**Directions:** Find how many lines below hold "GATE", and give that number as the entire answer.
Dataset extract section start
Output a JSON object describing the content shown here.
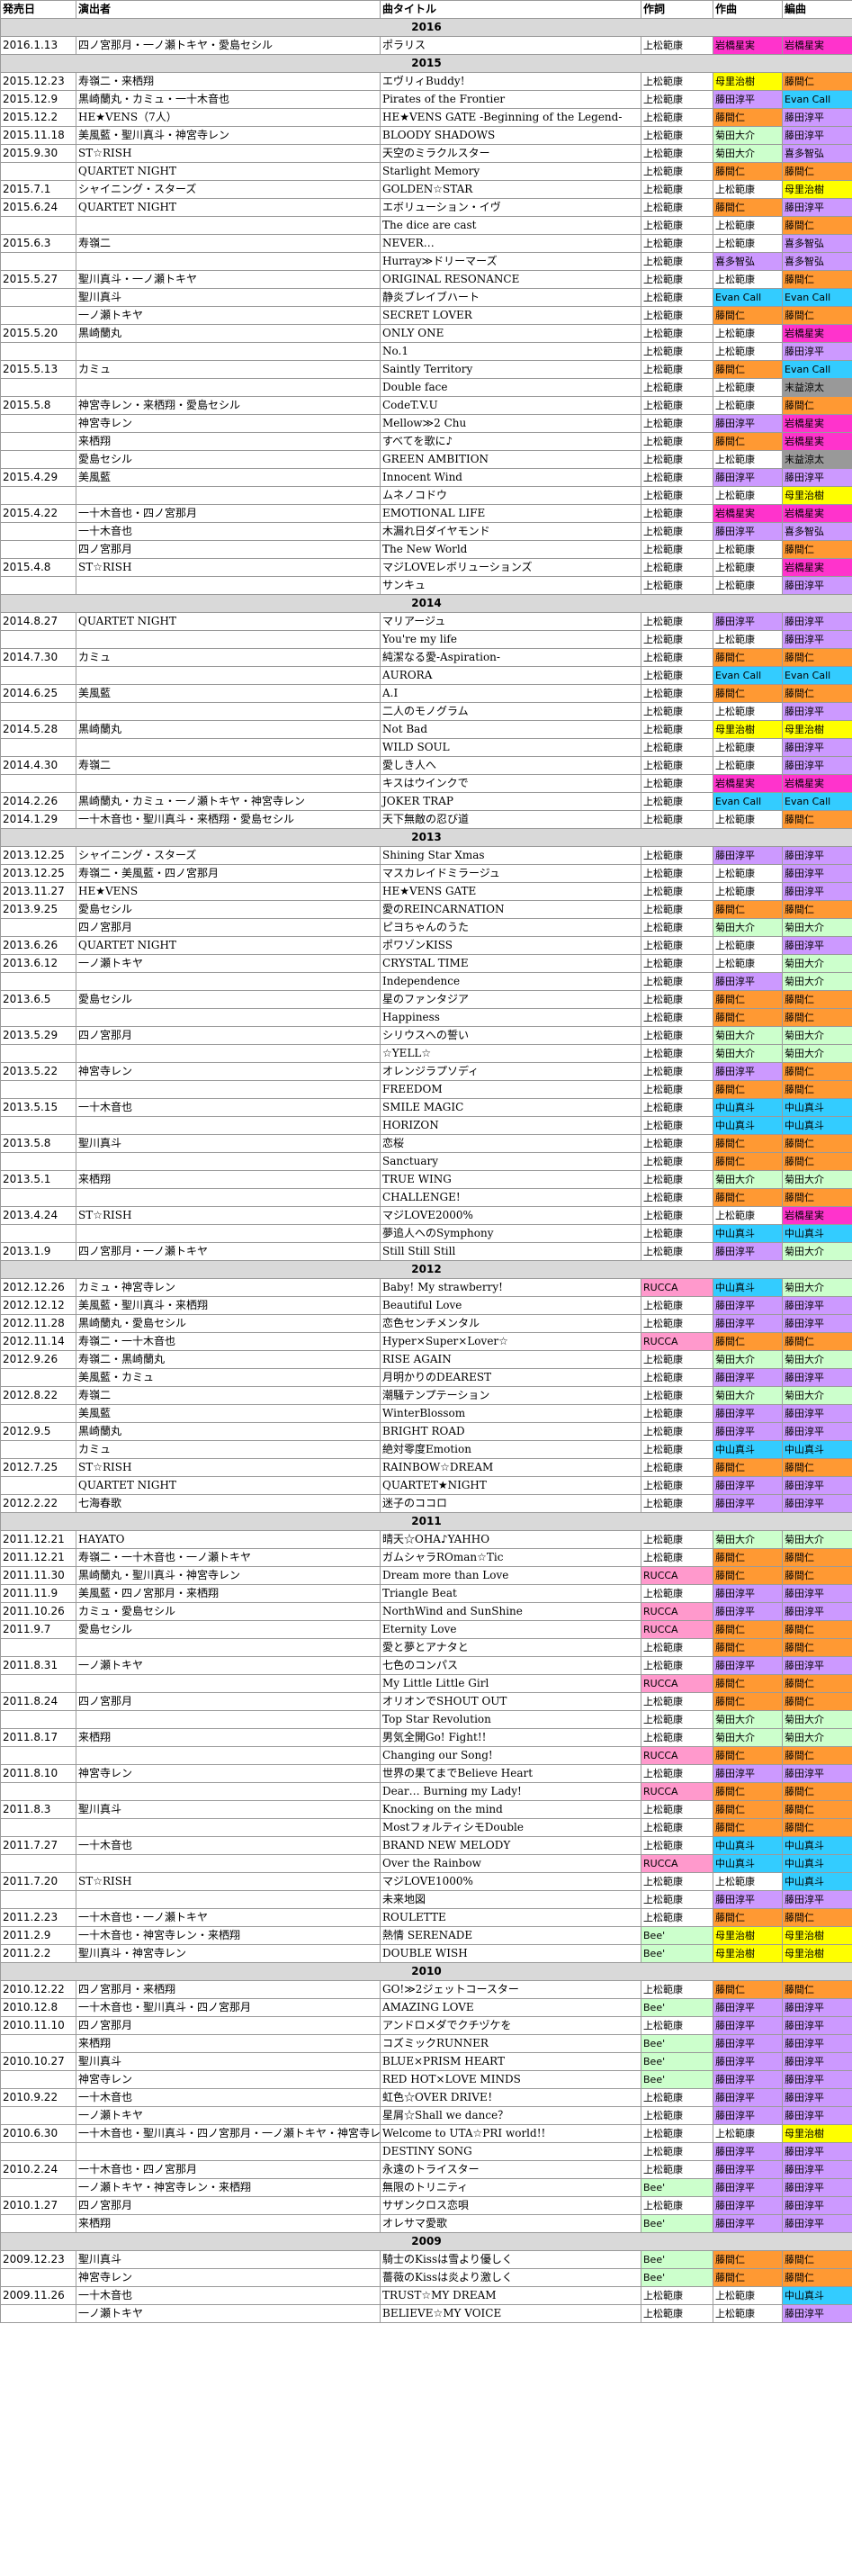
{
  "headers": [
    "発売日",
    "演出者",
    "曲タイトル",
    "作詞",
    "作曲",
    "編曲"
  ],
  "colors": {
    "上松範康": "#ffffff",
    "岩橋星実": "#ff33cc",
    "藤間仁": "#ff9933",
    "藤田淳平": "#cc99ff",
    "Evan Call": "#33ccff",
    "母里治樹": "#ffff00",
    "喜多智弘": "#cc99ff",
    "菊田大介": "#ccffcc",
    "末益涼太": "#999999",
    "中山真斗": "#33ccff",
    "RUCCA": "#ff99cc",
    "Bee'": "#ccffcc"
  },
  "groups": [
    {
      "year": "2016",
      "rows": [
        [
          "2016.1.13",
          "四ノ宮那月・一ノ瀬トキヤ・愛島セシル",
          "ポラリス",
          "上松範康",
          "岩橋星実",
          "岩橋星実"
        ]
      ]
    },
    {
      "year": "2015",
      "rows": [
        [
          "2015.12.23",
          "寿嶺二・来栖翔",
          "エヴリィBuddy!",
          "上松範康",
          "母里治樹",
          "藤間仁"
        ],
        [
          "2015.12.9",
          "黒崎蘭丸・カミュ・一十木音也",
          "Pirates of the Frontier",
          "上松範康",
          "藤田淳平",
          "Evan Call"
        ],
        [
          "2015.12.2",
          "HE★VENS（7人）",
          "HE★VENS GATE -Beginning of the Legend-",
          "上松範康",
          "藤間仁",
          "藤田淳平"
        ],
        [
          "2015.11.18",
          "美風藍・聖川真斗・神宮寺レン",
          "BLOODY SHADOWS",
          "上松範康",
          "菊田大介",
          "藤田淳平"
        ],
        [
          "2015.9.30",
          "ST☆RISH",
          "天空のミラクルスター",
          "上松範康",
          "菊田大介",
          "喜多智弘"
        ],
        [
          "",
          "QUARTET NIGHT",
          "Starlight Memory",
          "上松範康",
          "藤間仁",
          "藤間仁"
        ],
        [
          "2015.7.1",
          "シャイニング・スターズ",
          "GOLDEN☆STAR",
          "上松範康",
          "上松範康",
          "母里治樹"
        ],
        [
          "2015.6.24",
          "QUARTET NIGHT",
          "エボリューション・イヴ",
          "上松範康",
          "藤間仁",
          "藤田淳平"
        ],
        [
          "",
          "",
          "The dice are cast",
          "上松範康",
          "上松範康",
          "藤間仁"
        ],
        [
          "2015.6.3",
          "寿嶺二",
          "NEVER…",
          "上松範康",
          "上松範康",
          "喜多智弘"
        ],
        [
          "",
          "",
          "Hurray≫ドリーマーズ",
          "上松範康",
          "喜多智弘",
          "喜多智弘"
        ],
        [
          "2015.5.27",
          "聖川真斗・一ノ瀬トキヤ",
          "ORIGINAL RESONANCE",
          "上松範康",
          "上松範康",
          "藤間仁"
        ],
        [
          "",
          "聖川真斗",
          "静炎ブレイブハート",
          "上松範康",
          "Evan Call",
          "Evan Call"
        ],
        [
          "",
          "一ノ瀬トキヤ",
          "SECRET LOVER",
          "上松範康",
          "藤間仁",
          "藤間仁"
        ],
        [
          "2015.5.20",
          "黒崎蘭丸",
          "ONLY ONE",
          "上松範康",
          "上松範康",
          "岩橋星実"
        ],
        [
          "",
          "",
          "No.1",
          "上松範康",
          "上松範康",
          "藤田淳平"
        ],
        [
          "2015.5.13",
          "カミュ",
          "Saintly Territory",
          "上松範康",
          "藤間仁",
          "Evan Call"
        ],
        [
          "",
          "",
          "Double face",
          "上松範康",
          "上松範康",
          "末益涼太"
        ],
        [
          "2015.5.8",
          "神宮寺レン・来栖翔・愛島セシル",
          "CodeT.V.U",
          "上松範康",
          "上松範康",
          "藤間仁"
        ],
        [
          "",
          "神宮寺レン",
          "Mellow≫2 Chu",
          "上松範康",
          "藤田淳平",
          "岩橋星実"
        ],
        [
          "",
          "来栖翔",
          "すべてを歌に♪",
          "上松範康",
          "藤間仁",
          "岩橋星実"
        ],
        [
          "",
          "愛島セシル",
          "GREEN AMBITION",
          "上松範康",
          "上松範康",
          "末益涼太"
        ],
        [
          "2015.4.29",
          "美風藍",
          "Innocent Wind",
          "上松範康",
          "藤田淳平",
          "藤田淳平"
        ],
        [
          "",
          "",
          "ムネノコドウ",
          "上松範康",
          "上松範康",
          "母里治樹"
        ],
        [
          "2015.4.22",
          "一十木音也・四ノ宮那月",
          "EMOTIONAL LIFE",
          "上松範康",
          "岩橋星実",
          "岩橋星実"
        ],
        [
          "",
          "一十木音也",
          "木漏れ日ダイヤモンド",
          "上松範康",
          "藤田淳平",
          "喜多智弘"
        ],
        [
          "",
          "四ノ宮那月",
          "The New World",
          "上松範康",
          "上松範康",
          "藤間仁"
        ],
        [
          "2015.4.8",
          "ST☆RISH",
          "マジLOVEレボリューションズ",
          "上松範康",
          "上松範康",
          "岩橋星実"
        ],
        [
          "",
          "",
          "サンキュ",
          "上松範康",
          "上松範康",
          "藤田淳平"
        ]
      ]
    },
    {
      "year": "2014",
      "rows": [
        [
          "2014.8.27",
          "QUARTET NIGHT",
          "マリアージュ",
          "上松範康",
          "藤田淳平",
          "藤田淳平"
        ],
        [
          "",
          "",
          "You're my life",
          "上松範康",
          "上松範康",
          "藤田淳平"
        ],
        [
          "2014.7.30",
          "カミュ",
          "純潔なる愛-Aspiration-",
          "上松範康",
          "藤間仁",
          "藤間仁"
        ],
        [
          "",
          "",
          "AURORA",
          "上松範康",
          "Evan Call",
          "Evan Call"
        ],
        [
          "2014.6.25",
          "美風藍",
          "A.I",
          "上松範康",
          "藤間仁",
          "藤間仁"
        ],
        [
          "",
          "",
          "二人のモノグラム",
          "上松範康",
          "上松範康",
          "藤田淳平"
        ],
        [
          "2014.5.28",
          "黒崎蘭丸",
          "Not Bad",
          "上松範康",
          "母里治樹",
          "母里治樹"
        ],
        [
          "",
          "",
          "WILD SOUL",
          "上松範康",
          "上松範康",
          "藤田淳平"
        ],
        [
          "2014.4.30",
          "寿嶺二",
          "愛しき人へ",
          "上松範康",
          "上松範康",
          "藤田淳平"
        ],
        [
          "",
          "",
          "キスはウインクで",
          "上松範康",
          "岩橋星実",
          "岩橋星実"
        ],
        [
          "2014.2.26",
          "黒崎蘭丸・カミュ・一ノ瀬トキヤ・神宮寺レン",
          "JOKER TRAP",
          "上松範康",
          "Evan Call",
          "Evan Call"
        ],
        [
          "2014.1.29",
          "一十木音也・聖川真斗・来栖翔・愛島セシル",
          "天下無敵の忍び道",
          "上松範康",
          "上松範康",
          "藤間仁"
        ]
      ]
    },
    {
      "year": "2013",
      "rows": [
        [
          "2013.12.25",
          "シャイニング・スターズ",
          "Shining Star Xmas",
          "上松範康",
          "藤田淳平",
          "藤田淳平"
        ],
        [
          "2013.12.25",
          "寿嶺二・美風藍・四ノ宮那月",
          "マスカレイドミラージュ",
          "上松範康",
          "上松範康",
          "藤田淳平"
        ],
        [
          "2013.11.27",
          "HE★VENS",
          "HE★VENS GATE",
          "上松範康",
          "上松範康",
          "藤田淳平"
        ],
        [
          "2013.9.25",
          "愛島セシル",
          "愛のREINCARNATION",
          "上松範康",
          "藤間仁",
          "藤間仁"
        ],
        [
          "",
          "四ノ宮那月",
          "ピヨちゃんのうた",
          "上松範康",
          "菊田大介",
          "菊田大介"
        ],
        [
          "2013.6.26",
          "QUARTET NIGHT",
          "ポワゾンKISS",
          "上松範康",
          "上松範康",
          "藤田淳平"
        ],
        [
          "2013.6.12",
          "一ノ瀬トキヤ",
          "CRYSTAL TIME",
          "上松範康",
          "上松範康",
          "菊田大介"
        ],
        [
          "",
          "",
          "Independence",
          "上松範康",
          "藤田淳平",
          "菊田大介"
        ],
        [
          "2013.6.5",
          "愛島セシル",
          "星のファンタジア",
          "上松範康",
          "藤間仁",
          "藤間仁"
        ],
        [
          "",
          "",
          "Happiness",
          "上松範康",
          "藤間仁",
          "藤間仁"
        ],
        [
          "2013.5.29",
          "四ノ宮那月",
          "シリウスへの誓い",
          "上松範康",
          "菊田大介",
          "菊田大介"
        ],
        [
          "",
          "",
          "☆YELL☆",
          "上松範康",
          "菊田大介",
          "菊田大介"
        ],
        [
          "2013.5.22",
          "神宮寺レン",
          "オレンジラプソディ",
          "上松範康",
          "藤田淳平",
          "藤間仁"
        ],
        [
          "",
          "",
          "FREEDOM",
          "上松範康",
          "藤間仁",
          "藤間仁"
        ],
        [
          "2013.5.15",
          "一十木音也",
          "SMILE MAGIC",
          "上松範康",
          "中山真斗",
          "中山真斗"
        ],
        [
          "",
          "",
          "HORIZON",
          "上松範康",
          "中山真斗",
          "中山真斗"
        ],
        [
          "2013.5.8",
          "聖川真斗",
          "恋桜",
          "上松範康",
          "藤間仁",
          "藤間仁"
        ],
        [
          "",
          "",
          "Sanctuary",
          "上松範康",
          "藤間仁",
          "藤間仁"
        ],
        [
          "2013.5.1",
          "来栖翔",
          "TRUE WING",
          "上松範康",
          "菊田大介",
          "菊田大介"
        ],
        [
          "",
          "",
          "CHALLENGE!",
          "上松範康",
          "藤間仁",
          "藤間仁"
        ],
        [
          "2013.4.24",
          "ST☆RISH",
          "マジLOVE2000%",
          "上松範康",
          "上松範康",
          "岩橋星実"
        ],
        [
          "",
          "",
          "夢追人へのSymphony",
          "上松範康",
          "中山真斗",
          "中山真斗"
        ],
        [
          "2013.1.9",
          "四ノ宮那月・一ノ瀬トキヤ",
          "Still Still Still",
          "上松範康",
          "藤田淳平",
          "菊田大介"
        ]
      ]
    },
    {
      "year": "2012",
      "rows": [
        [
          "2012.12.26",
          "カミュ・神宮寺レン",
          "Baby! My strawberry!",
          "RUCCA",
          "中山真斗",
          "菊田大介"
        ],
        [
          "2012.12.12",
          "美風藍・聖川真斗・来栖翔",
          "Beautiful Love",
          "上松範康",
          "藤田淳平",
          "藤田淳平"
        ],
        [
          "2012.11.28",
          "黒崎蘭丸・愛島セシル",
          "恋色センチメンタル",
          "上松範康",
          "藤田淳平",
          "藤田淳平"
        ],
        [
          "2012.11.14",
          "寿嶺二・一十木音也",
          "Hyper×Super×Lover☆",
          "RUCCA",
          "藤間仁",
          "藤間仁"
        ],
        [
          "2012.9.26",
          "寿嶺二・黒崎蘭丸",
          "RISE AGAIN",
          "上松範康",
          "菊田大介",
          "菊田大介"
        ],
        [
          "",
          "美風藍・カミュ",
          "月明かりのDEAREST",
          "上松範康",
          "藤田淳平",
          "藤田淳平"
        ],
        [
          "2012.8.22",
          "寿嶺二",
          "潮騒テンプテーション",
          "上松範康",
          "菊田大介",
          "菊田大介"
        ],
        [
          "",
          "美風藍",
          "WinterBlossom",
          "上松範康",
          "藤田淳平",
          "藤田淳平"
        ],
        [
          "2012.9.5",
          "黒崎蘭丸",
          "BRIGHT ROAD",
          "上松範康",
          "藤田淳平",
          "藤田淳平"
        ],
        [
          "",
          "カミュ",
          "絶対零度Emotion",
          "上松範康",
          "中山真斗",
          "中山真斗"
        ],
        [
          "2012.7.25",
          "ST☆RISH",
          "RAINBOW☆DREAM",
          "上松範康",
          "藤間仁",
          "藤間仁"
        ],
        [
          "",
          "QUARTET NIGHT",
          "QUARTET★NIGHT",
          "上松範康",
          "藤田淳平",
          "藤田淳平"
        ],
        [
          "2012.2.22",
          "七海春歌",
          "迷子のココロ",
          "上松範康",
          "藤田淳平",
          "藤田淳平"
        ]
      ]
    },
    {
      "year": "2011",
      "rows": [
        [
          "2011.12.21",
          "HAYATO",
          "晴天☆OHA♪YAHHO",
          "上松範康",
          "菊田大介",
          "菊田大介"
        ],
        [
          "2011.12.21",
          "寿嶺二・一十木音也・一ノ瀬トキヤ",
          "ガムシャラROman☆Tic",
          "上松範康",
          "藤間仁",
          "藤間仁"
        ],
        [
          "2011.11.30",
          "黒崎蘭丸・聖川真斗・神宮寺レン",
          "Dream more than Love",
          "RUCCA",
          "藤間仁",
          "藤間仁"
        ],
        [
          "2011.11.9",
          "美風藍・四ノ宮那月・来栖翔",
          "Triangle Beat",
          "上松範康",
          "藤田淳平",
          "藤田淳平"
        ],
        [
          "2011.10.26",
          "カミュ・愛島セシル",
          "NorthWind and SunShine",
          "RUCCA",
          "藤田淳平",
          "藤田淳平"
        ],
        [
          "2011.9.7",
          "愛島セシル",
          "Eternity Love",
          "RUCCA",
          "藤間仁",
          "藤間仁"
        ],
        [
          "",
          "",
          "愛と夢とアナタと",
          "上松範康",
          "藤間仁",
          "藤間仁"
        ],
        [
          "2011.8.31",
          "一ノ瀬トキヤ",
          "七色のコンパス",
          "上松範康",
          "藤田淳平",
          "藤田淳平"
        ],
        [
          "",
          "",
          "My Little Little Girl",
          "RUCCA",
          "藤間仁",
          "藤間仁"
        ],
        [
          "2011.8.24",
          "四ノ宮那月",
          "オリオンでSHOUT OUT",
          "上松範康",
          "藤間仁",
          "藤間仁"
        ],
        [
          "",
          "",
          "Top Star Revolution",
          "上松範康",
          "菊田大介",
          "菊田大介"
        ],
        [
          "2011.8.17",
          "来栖翔",
          "男気全開Go! Fight!!",
          "上松範康",
          "菊田大介",
          "菊田大介"
        ],
        [
          "",
          "",
          "Changing our Song!",
          "RUCCA",
          "藤間仁",
          "藤間仁"
        ],
        [
          "2011.8.10",
          "神宮寺レン",
          "世界の果てまでBelieve Heart",
          "上松範康",
          "藤田淳平",
          "藤田淳平"
        ],
        [
          "",
          "",
          "Dear… Burning my Lady!",
          "RUCCA",
          "藤間仁",
          "藤間仁"
        ],
        [
          "2011.8.3",
          "聖川真斗",
          "Knocking on the mind",
          "上松範康",
          "藤間仁",
          "藤間仁"
        ],
        [
          "",
          "",
          "MostフォルティシモDouble",
          "上松範康",
          "藤間仁",
          "藤間仁"
        ],
        [
          "2011.7.27",
          "一十木音也",
          "BRAND NEW MELODY",
          "上松範康",
          "中山真斗",
          "中山真斗"
        ],
        [
          "",
          "",
          "Over the Rainbow",
          "RUCCA",
          "中山真斗",
          "中山真斗"
        ],
        [
          "2011.7.20",
          "ST☆RISH",
          "マジLOVE1000%",
          "上松範康",
          "上松範康",
          "中山真斗"
        ],
        [
          "",
          "",
          "未来地図",
          "上松範康",
          "藤田淳平",
          "藤田淳平"
        ],
        [
          "2011.2.23",
          "一十木音也・一ノ瀬トキヤ",
          "ROULETTE",
          "上松範康",
          "藤間仁",
          "藤間仁"
        ],
        [
          "2011.2.9",
          "一十木音也・神宮寺レン・来栖翔",
          "熱情 SERENADE",
          "Bee'",
          "母里治樹",
          "母里治樹"
        ],
        [
          "2011.2.2",
          "聖川真斗・神宮寺レン",
          "DOUBLE WISH",
          "Bee'",
          "母里治樹",
          "母里治樹"
        ]
      ]
    },
    {
      "year": "2010",
      "rows": [
        [
          "2010.12.22",
          "四ノ宮那月・来栖翔",
          "GO!≫2ジェットコースター",
          "上松範康",
          "藤間仁",
          "藤間仁"
        ],
        [
          "2010.12.8",
          "一十木音也・聖川真斗・四ノ宮那月",
          "AMAZING LOVE",
          "Bee'",
          "藤田淳平",
          "藤田淳平"
        ],
        [
          "2010.11.10",
          "四ノ宮那月",
          "アンドロメダでクチヅケを",
          "上松範康",
          "藤田淳平",
          "藤田淳平"
        ],
        [
          "",
          "来栖翔",
          "コズミックRUNNER",
          "Bee'",
          "藤田淳平",
          "藤田淳平"
        ],
        [
          "2010.10.27",
          "聖川真斗",
          "BLUE×PRISM HEART",
          "Bee'",
          "藤田淳平",
          "藤田淳平"
        ],
        [
          "",
          "神宮寺レン",
          "RED HOT×LOVE MINDS",
          "Bee'",
          "藤田淳平",
          "藤田淳平"
        ],
        [
          "2010.9.22",
          "一十木音也",
          "虹色☆OVER DRIVE！",
          "上松範康",
          "藤田淳平",
          "藤田淳平"
        ],
        [
          "",
          "一ノ瀬トキヤ",
          "星屑☆Shall we dance？",
          "上松範康",
          "藤田淳平",
          "藤田淳平"
        ],
        [
          "2010.6.30",
          "一十木音也・聖川真斗・四ノ宮那月・一ノ瀬トキヤ・神宮寺レン・来栖翔",
          "Welcome to UTA☆PRI world!!",
          "上松範康",
          "上松範康",
          "母里治樹"
        ],
        [
          "",
          "",
          "DESTINY SONG",
          "上松範康",
          "藤田淳平",
          "藤田淳平"
        ],
        [
          "2010.2.24",
          "一十木音也・四ノ宮那月",
          "永遠のトライスター",
          "上松範康",
          "藤田淳平",
          "藤田淳平"
        ],
        [
          "",
          "一ノ瀬トキヤ・神宮寺レン・来栖翔",
          "無限のトリニティ",
          "Bee'",
          "藤田淳平",
          "藤田淳平"
        ],
        [
          "2010.1.27",
          "四ノ宮那月",
          "サザンクロス恋唄",
          "上松範康",
          "藤田淳平",
          "藤田淳平"
        ],
        [
          "",
          "来栖翔",
          "オレサマ愛歌",
          "Bee'",
          "藤田淳平",
          "藤田淳平"
        ]
      ]
    },
    {
      "year": "2009",
      "rows": [
        [
          "2009.12.23",
          "聖川真斗",
          "騎士のKissは雪より優しく",
          "Bee'",
          "藤間仁",
          "藤間仁"
        ],
        [
          "",
          "神宮寺レン",
          "薔薇のKissは炎より激しく",
          "Bee'",
          "藤間仁",
          "藤間仁"
        ],
        [
          "2009.11.26",
          "一十木音也",
          "TRUST☆MY DREAM",
          "上松範康",
          "上松範康",
          "中山真斗"
        ],
        [
          "",
          "一ノ瀬トキヤ",
          "BELIEVE☆MY VOICE",
          "上松範康",
          "上松範康",
          "藤田淳平"
        ]
      ]
    }
  ]
}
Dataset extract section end
**Solution to this problem:** 2